Egypt’s new sovereign wealth fund plans to acquire a stake of around 30 per cent in power plants co-built by Siemens with international investors taking the rest, part of its drive to spur greater foreign participation in the Middle East’s fastest-growing economy, reported Bloomberg.
The fund’s initiative is the latest involving the three state-owned plants, which cost about EUR 6 billion ($6.62 billion) and were inaugurated in mid-2018 as one of a string of major infrastructure projects in Egypt.
Ayman Soliman, the Egypt sovereign wealth fund’s CEO, said that the acquisition will be part of the fund’s project pipeline into the sector, then an investor would be selected to hold the remaining stake.
Soliman said that six unidentified international investors have expressed interest and negotiations will be arranged by a financial adviser to be selected next week. The deal is expected to be finalized in 2020.
Egypt is emerging from a tough International Monetary Fund-backed program that restored economic growth after uncertainty following the 2011 uprising. The new deal involving the plants could help the country tackle the twin challenges of easing its debt burden and encouraging foreign investment that’s still mostly lacking beyond the oil and gas industries.
The fund aims to partner with the private sector and generate additional wealth from under-utilized state assets that it plans to manage.
The fund will start with paid-in capital of EGP 5 billion ($309 million), EGP 1 billion of which the Egyptian government has transferred and it’s authorized to manage up to EGP 200 billion.
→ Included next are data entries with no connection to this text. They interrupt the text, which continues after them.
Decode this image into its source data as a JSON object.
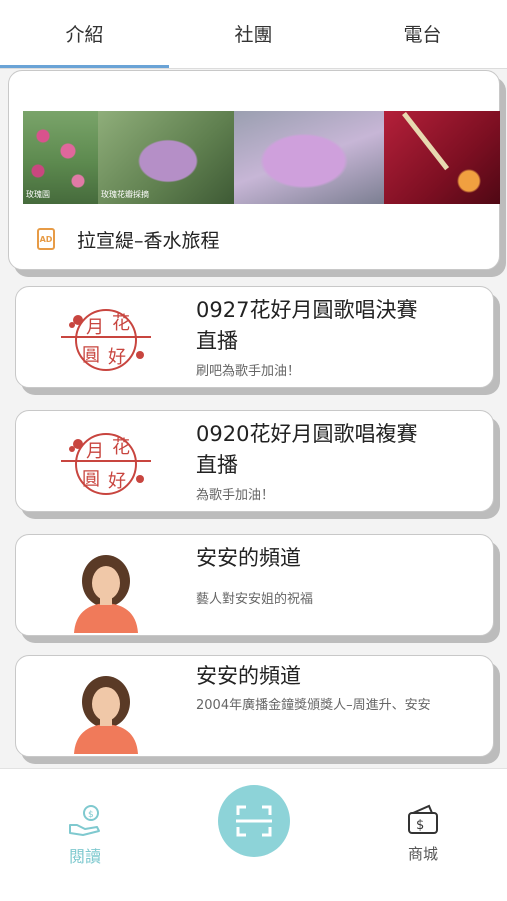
{
  "tabs": [
    "介紹",
    "社團",
    "電台"
  ],
  "ad": {
    "badge": "AD",
    "title": "拉宣緹–香水旅程",
    "captions": [
      "玫瑰園",
      "玫瑰花瓣採摘"
    ]
  },
  "items": [
    {
      "title_lines": [
        "0927花好月圓歌唱決賽",
        "直播"
      ],
      "subtitle": "刷吧為歌手加油！",
      "logo_text": [
        "月",
        "花",
        "圓",
        "好"
      ]
    },
    {
      "title_lines": [
        "0920花好月圓歌唱複賽",
        "直播"
      ],
      "subtitle": "為歌手加油！",
      "logo_text": [
        "月",
        "花",
        "圓",
        "好"
      ]
    },
    {
      "title_lines": [
        "安安的頻道"
      ],
      "subtitle": "藝人對安安姐的祝福"
    },
    {
      "title_lines": [
        "安安的頻道"
      ],
      "subtitle": "2004年廣播金鐘獎頒獎人–周進升、安安"
    }
  ],
  "nav": {
    "read_label": "閱讀",
    "shop_label": "商城",
    "read_icon": "hand-coin-icon",
    "scan_icon": "scan-icon",
    "shop_icon": "wallet-dollar-icon"
  },
  "colors": {
    "accent": "#6aa3d6",
    "teal": "#8dd3d8",
    "logo_red": "#c8453f"
  }
}
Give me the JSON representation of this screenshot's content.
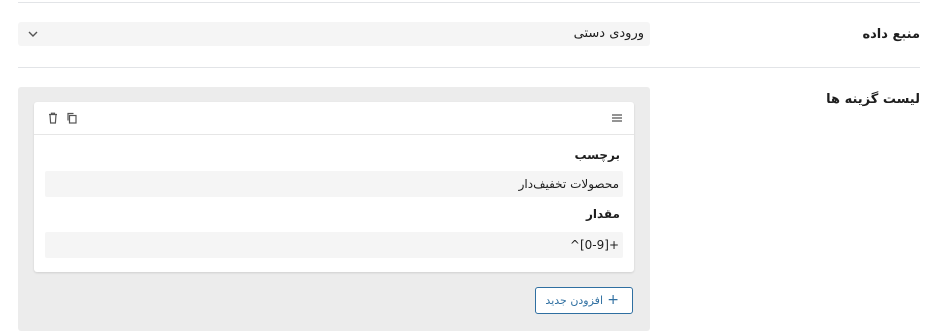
{
  "data_source": {
    "label": "منبع داده",
    "selected": "ورودی دستی",
    "icons": {
      "dropdown": "chevron-down-icon"
    }
  },
  "options_list": {
    "label": "لیست گزینه ها",
    "items": [
      {
        "label_title": "برچسب",
        "label_value": "محصولات تخفیف‌دار",
        "value_title": "مقدار",
        "value_value": "^[0-9]+",
        "icons": {
          "drag": "drag-handle-icon",
          "duplicate": "copy-icon",
          "delete": "trash-icon"
        }
      }
    ],
    "add_button": "افزودن جدید"
  },
  "colors": {
    "accent": "#2f6fa1",
    "panel_bg": "#ececec",
    "field_bg": "#f5f5f5",
    "divider": "#e2e4e7"
  }
}
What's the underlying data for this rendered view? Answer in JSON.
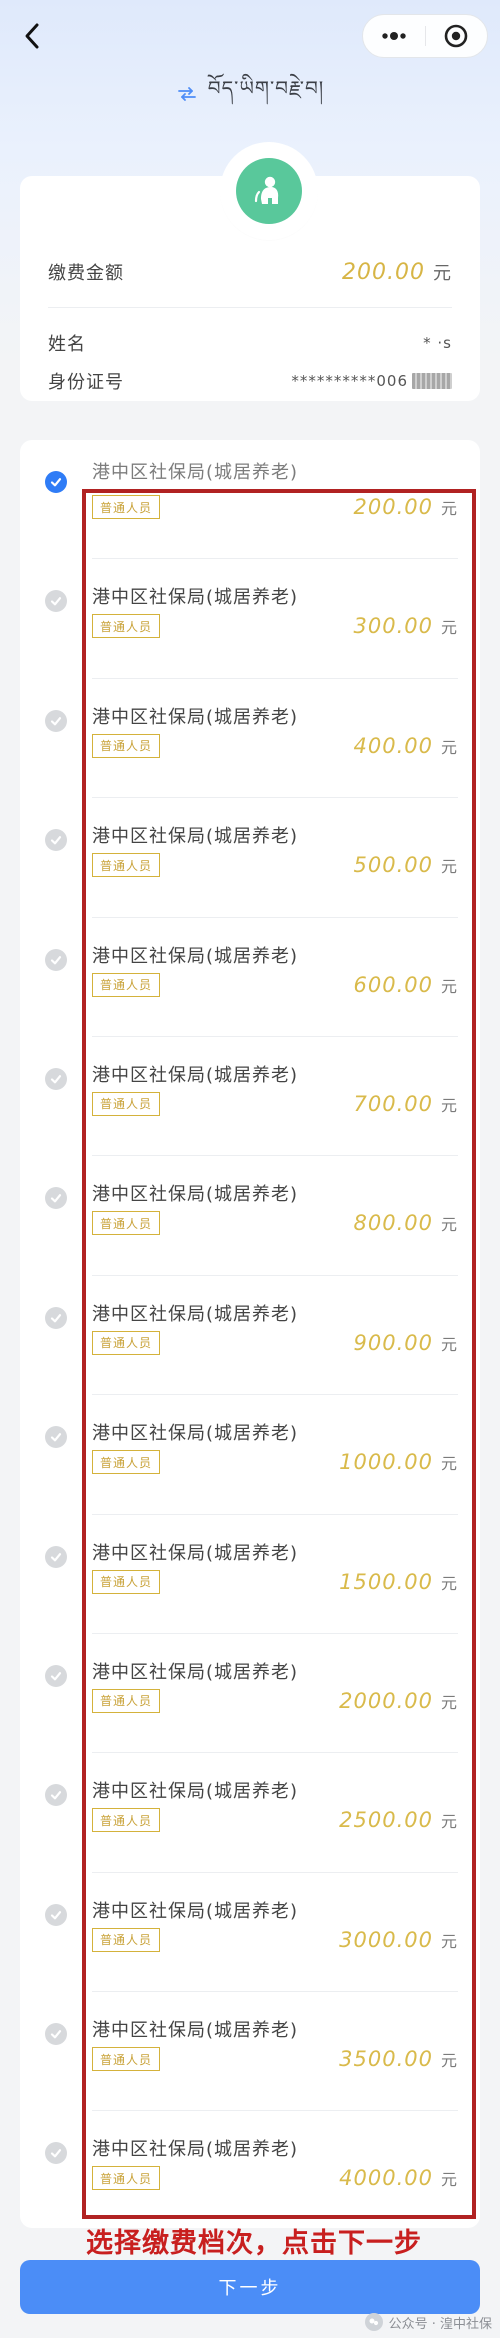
{
  "header": {
    "language_label": "བོད་ཡིག་བརྗེ་བ།"
  },
  "summary": {
    "amount_label": "缴费金额",
    "amount_value": "200.00",
    "amount_unit": "元",
    "name_label": "姓名",
    "name_value": "*  ·s",
    "id_label": "身份证号",
    "id_value": "**********006"
  },
  "options": [
    {
      "title": "港中区社保局(城居养老)",
      "tag": "普通人员",
      "amount": "200.00",
      "unit": "元",
      "selected": true
    },
    {
      "title": "港中区社保局(城居养老)",
      "tag": "普通人员",
      "amount": "300.00",
      "unit": "元",
      "selected": false
    },
    {
      "title": "港中区社保局(城居养老)",
      "tag": "普通人员",
      "amount": "400.00",
      "unit": "元",
      "selected": false
    },
    {
      "title": "港中区社保局(城居养老)",
      "tag": "普通人员",
      "amount": "500.00",
      "unit": "元",
      "selected": false
    },
    {
      "title": "港中区社保局(城居养老)",
      "tag": "普通人员",
      "amount": "600.00",
      "unit": "元",
      "selected": false
    },
    {
      "title": "港中区社保局(城居养老)",
      "tag": "普通人员",
      "amount": "700.00",
      "unit": "元",
      "selected": false
    },
    {
      "title": "港中区社保局(城居养老)",
      "tag": "普通人员",
      "amount": "800.00",
      "unit": "元",
      "selected": false
    },
    {
      "title": "港中区社保局(城居养老)",
      "tag": "普通人员",
      "amount": "900.00",
      "unit": "元",
      "selected": false
    },
    {
      "title": "港中区社保局(城居养老)",
      "tag": "普通人员",
      "amount": "1000.00",
      "unit": "元",
      "selected": false
    },
    {
      "title": "港中区社保局(城居养老)",
      "tag": "普通人员",
      "amount": "1500.00",
      "unit": "元",
      "selected": false
    },
    {
      "title": "港中区社保局(城居养老)",
      "tag": "普通人员",
      "amount": "2000.00",
      "unit": "元",
      "selected": false
    },
    {
      "title": "港中区社保局(城居养老)",
      "tag": "普通人员",
      "amount": "2500.00",
      "unit": "元",
      "selected": false
    },
    {
      "title": "港中区社保局(城居养老)",
      "tag": "普通人员",
      "amount": "3000.00",
      "unit": "元",
      "selected": false
    },
    {
      "title": "港中区社保局(城居养老)",
      "tag": "普通人员",
      "amount": "3500.00",
      "unit": "元",
      "selected": false
    },
    {
      "title": "港中区社保局(城居养老)",
      "tag": "普通人员",
      "amount": "4000.00",
      "unit": "元",
      "selected": false
    }
  ],
  "annotation": "选择缴费档次，点击下一步",
  "next_button_label": "下一步",
  "watermark": "公众号 · 湟中社保"
}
The sovereign wealth fund is initially targeting to manage as much as EGP 60 billion of assets, said Soliman.
In May 2019, Egyptian Electricity Minister said that Blackstone Group unit Zarou and Edra Power Holdings of Malaysia had voiced interest in the plants, which have a total capacity of 14.4 gigawatts and are operated by Siemens until 2024.
Two of the plants—in near Cairo and the coastal city of Burullus—were co-built with Orascom Construction, while the third, in Beni Suef, was constructed with Elsewedy Electric. Financing mostly came from a consortium of lenders led by Deutsche Bank, HSBC Holdings and KfW-IPEX Bank, backed by a sovereign guarantee.
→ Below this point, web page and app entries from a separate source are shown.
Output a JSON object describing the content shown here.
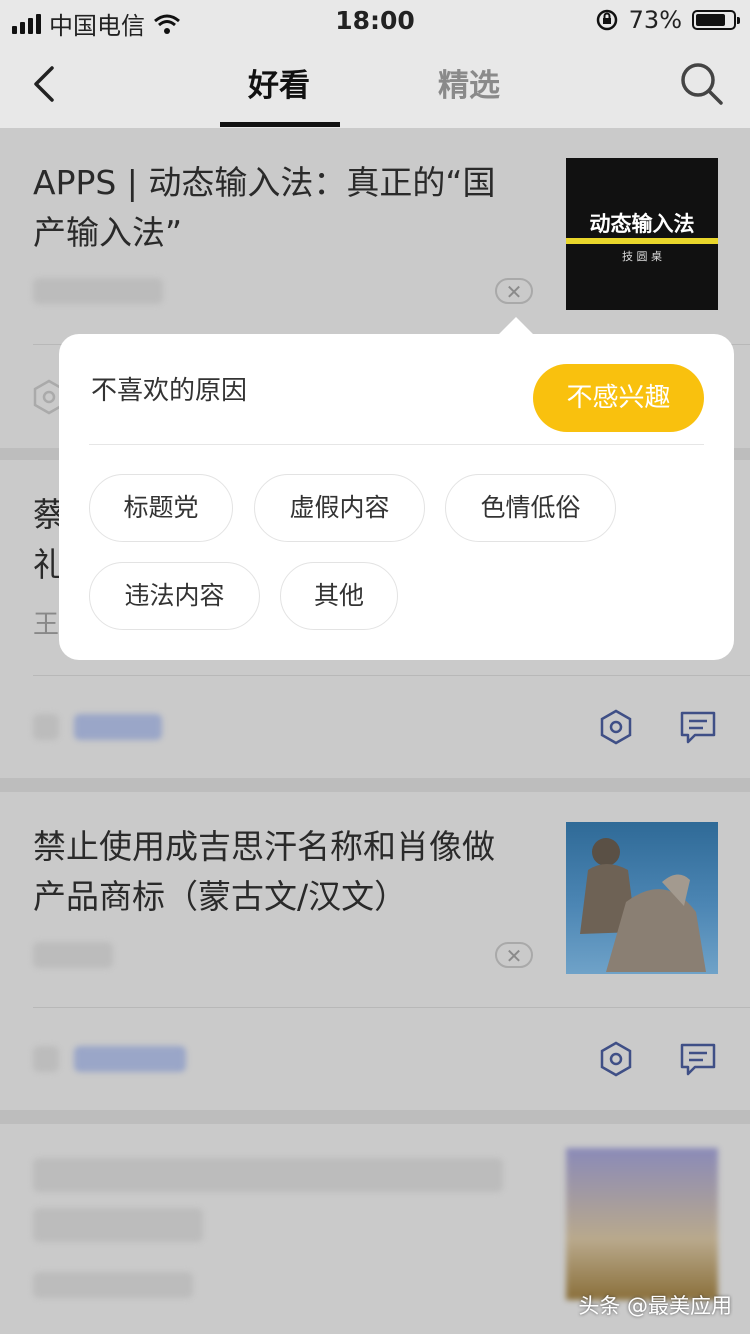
{
  "status_bar": {
    "carrier": "中国电信",
    "time": "18:00",
    "battery": "73%",
    "battery_level": 0.73
  },
  "nav": {
    "tabs": [
      {
        "label": "好看",
        "active": true
      },
      {
        "label": "精选",
        "active": false
      }
    ]
  },
  "articles": [
    {
      "title_line1": "APPS | 动态输入法：真正的“国",
      "title_line2": "产输入法”",
      "thumb_text": "动态输入法",
      "thumb_sub": "技  圆  桌"
    },
    {
      "title_line1": "蔡",
      "title_line2": "礼",
      "author": "王"
    },
    {
      "title_line1": "禁止使用成吉思汗名称和肖像做",
      "title_line2": "产品商标（蒙古文/汉文）"
    }
  ],
  "popup": {
    "title": "不喜欢的原因",
    "action": "不感兴趣",
    "reasons": [
      "标题党",
      "虚假内容",
      "色情低俗",
      "违法内容",
      "其他"
    ]
  },
  "watermark": "头条 @最美应用",
  "colors": {
    "accent": "#f9c10e",
    "icon": "#3f4f86"
  }
}
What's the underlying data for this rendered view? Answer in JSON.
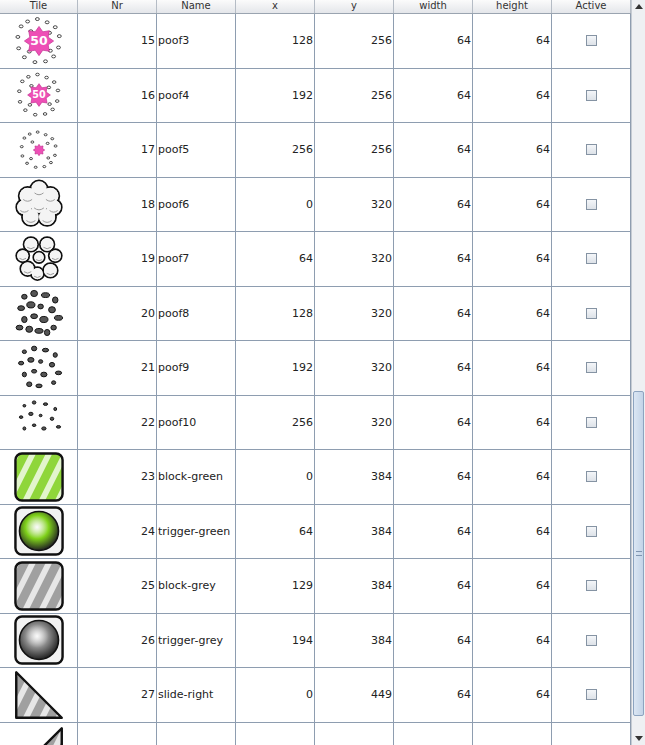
{
  "table": {
    "columns": [
      "Tile",
      "Nr",
      "Name",
      "x",
      "y",
      "width",
      "height",
      "Active"
    ],
    "rows": [
      {
        "nr": "15",
        "name": "poof3",
        "x": "128",
        "y": "256",
        "width": "64",
        "height": "64",
        "active": false,
        "kind": "poof-star-large",
        "badge": "50"
      },
      {
        "nr": "16",
        "name": "poof4",
        "x": "192",
        "y": "256",
        "width": "64",
        "height": "64",
        "active": false,
        "kind": "poof-star-medium",
        "badge": "50"
      },
      {
        "nr": "17",
        "name": "poof5",
        "x": "256",
        "y": "256",
        "width": "64",
        "height": "64",
        "active": false,
        "kind": "poof-star-small"
      },
      {
        "nr": "18",
        "name": "poof6",
        "x": "0",
        "y": "320",
        "width": "64",
        "height": "64",
        "active": false,
        "kind": "cloud-large"
      },
      {
        "nr": "19",
        "name": "poof7",
        "x": "64",
        "y": "320",
        "width": "64",
        "height": "64",
        "active": false,
        "kind": "cloud-split"
      },
      {
        "nr": "20",
        "name": "poof8",
        "x": "128",
        "y": "320",
        "width": "64",
        "height": "64",
        "active": false,
        "kind": "rubble-large"
      },
      {
        "nr": "21",
        "name": "poof9",
        "x": "192",
        "y": "320",
        "width": "64",
        "height": "64",
        "active": false,
        "kind": "rubble-medium"
      },
      {
        "nr": "22",
        "name": "poof10",
        "x": "256",
        "y": "320",
        "width": "64",
        "height": "64",
        "active": false,
        "kind": "rubble-small"
      },
      {
        "nr": "23",
        "name": "block-green",
        "x": "0",
        "y": "384",
        "width": "64",
        "height": "64",
        "active": false,
        "kind": "block",
        "color": "#8fd63a"
      },
      {
        "nr": "24",
        "name": "trigger-green",
        "x": "64",
        "y": "384",
        "width": "64",
        "height": "64",
        "active": false,
        "kind": "trigger",
        "color": "#7fd11b"
      },
      {
        "nr": "25",
        "name": "block-grey",
        "x": "129",
        "y": "384",
        "width": "64",
        "height": "64",
        "active": false,
        "kind": "block",
        "color": "#a0a0a0"
      },
      {
        "nr": "26",
        "name": "trigger-grey",
        "x": "194",
        "y": "384",
        "width": "64",
        "height": "64",
        "active": false,
        "kind": "trigger",
        "color": "#8a8a8a"
      },
      {
        "nr": "27",
        "name": "slide-right",
        "x": "0",
        "y": "449",
        "width": "64",
        "height": "64",
        "active": false,
        "kind": "slide-right",
        "color": "#a0a0a0"
      }
    ],
    "partial_row": {
      "kind": "slide-left",
      "color": "#a0a0a0"
    }
  }
}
After an investor is selected, the fund could establish a joint venture with them to hold the investment. That will be followed by a power-purchasing accord that would let the JV sell the electricity the plants produce to the government, added Soliman.
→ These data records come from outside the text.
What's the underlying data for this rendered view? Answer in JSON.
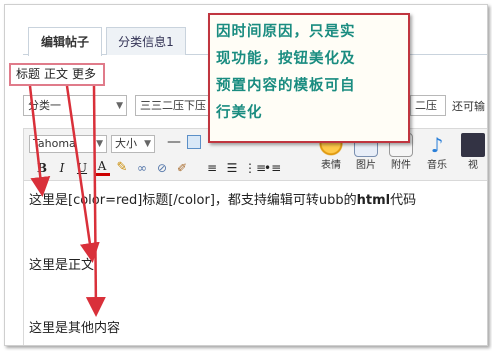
{
  "tabs": [
    {
      "label": "编辑帖子",
      "active": true
    },
    {
      "label": "分类信息1",
      "active": false
    }
  ],
  "section_labels": [
    "标题",
    "正文",
    "更多"
  ],
  "category_select": {
    "value": "分类一"
  },
  "title_input": {
    "value": "三三二压下压"
  },
  "right_input": {
    "value": "二压"
  },
  "right_text": "还可输",
  "toolbar": {
    "font_family": "Tahoma",
    "font_size": "大小",
    "buttons": {
      "bold": "B",
      "italic": "I",
      "underline": "U",
      "color": "A",
      "emoji_label": "表情",
      "image_label": "图片",
      "attach_label": "附件",
      "music_label": "音乐",
      "video_label": "视"
    }
  },
  "editor": {
    "line1_prefix": "这里是[color=red]标题[/color]，都支持编辑可转ubb的",
    "line1_bold": "html",
    "line1_suffix": "代码",
    "line2": "这里是正文",
    "line3": "这里是其他内容"
  },
  "callout": {
    "lines": [
      "因时间原因，只是实",
      "现功能，按钮美化及",
      "预置内容的模板可自",
      "行美化"
    ]
  },
  "colors": {
    "callout_border": "#c0353f",
    "callout_text": "#1a8c80",
    "label_box_border": "#e07b8a",
    "arrow": "#d9303a"
  }
}
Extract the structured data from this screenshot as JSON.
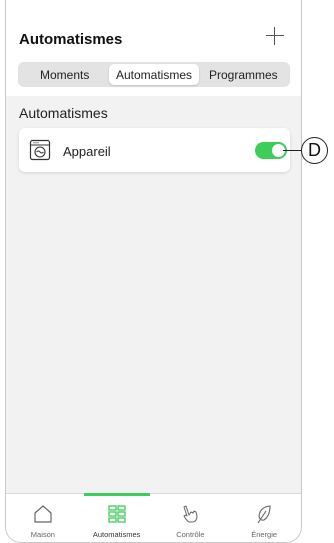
{
  "header": {
    "title": "Automatismes"
  },
  "segments": [
    {
      "label": "Moments"
    },
    {
      "label": "Automatismes"
    },
    {
      "label": "Programmes"
    }
  ],
  "section": {
    "title": "Automatismes"
  },
  "card": {
    "label": "Appareil",
    "toggle_on": true
  },
  "callout": {
    "letter": "D"
  },
  "tabs": [
    {
      "label": "Maison",
      "icon": "house-icon"
    },
    {
      "label": "Automatismes",
      "icon": "grid-icon"
    },
    {
      "label": "Contrôle",
      "icon": "hand-icon"
    },
    {
      "label": "Énergie",
      "icon": "leaf-icon"
    }
  ],
  "colors": {
    "accent": "#3dcd58"
  }
}
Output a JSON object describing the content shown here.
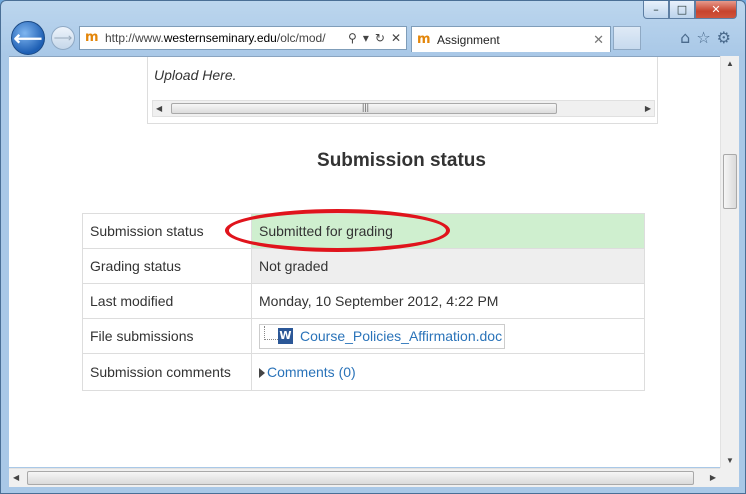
{
  "browser": {
    "url_prefix": "http://www.",
    "url_domain": "westernseminary.edu",
    "url_rest": "/olc/mod/",
    "tab_title": "Assignment",
    "favicon_glyph": "m"
  },
  "upload": {
    "text": "Upload Here."
  },
  "section": {
    "heading": "Submission status"
  },
  "table": {
    "rows": [
      {
        "label": "Submission status",
        "value": "Submitted for grading"
      },
      {
        "label": "Grading status",
        "value": "Not graded"
      },
      {
        "label": "Last modified",
        "value": "Monday, 10 September 2012, 4:22 PM"
      },
      {
        "label": "File submissions",
        "value": "Course_Policies_Affirmation.doc"
      },
      {
        "label": "Submission comments",
        "value": "Comments (0)"
      }
    ]
  },
  "colors": {
    "submitted_bg": "#cfefcf",
    "highlight": "#e0141c",
    "link": "#2a73b9"
  }
}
The long-term plan may involve “offering a stake from the power plants in the Egyptian or an international stock exchange,” said Soliman, who was appointed last month. He previously worked at global asset managers Gemini Holding.
It’s just one of the plans for the fund, which seeks to be a “catalyst of foreign direct investment flow” by creating attractive partnership opportunities via specialized “sub-funds” for areas such as tourism and industry, according to the CEO.
Potential assets include land, buildings, and stakes in state-owned companies, while shares of some assets could be offered on a stock exchange, Soliman said. He cited a “very encouraging” appetite for the plans among local and foreign investors during recent roadshows.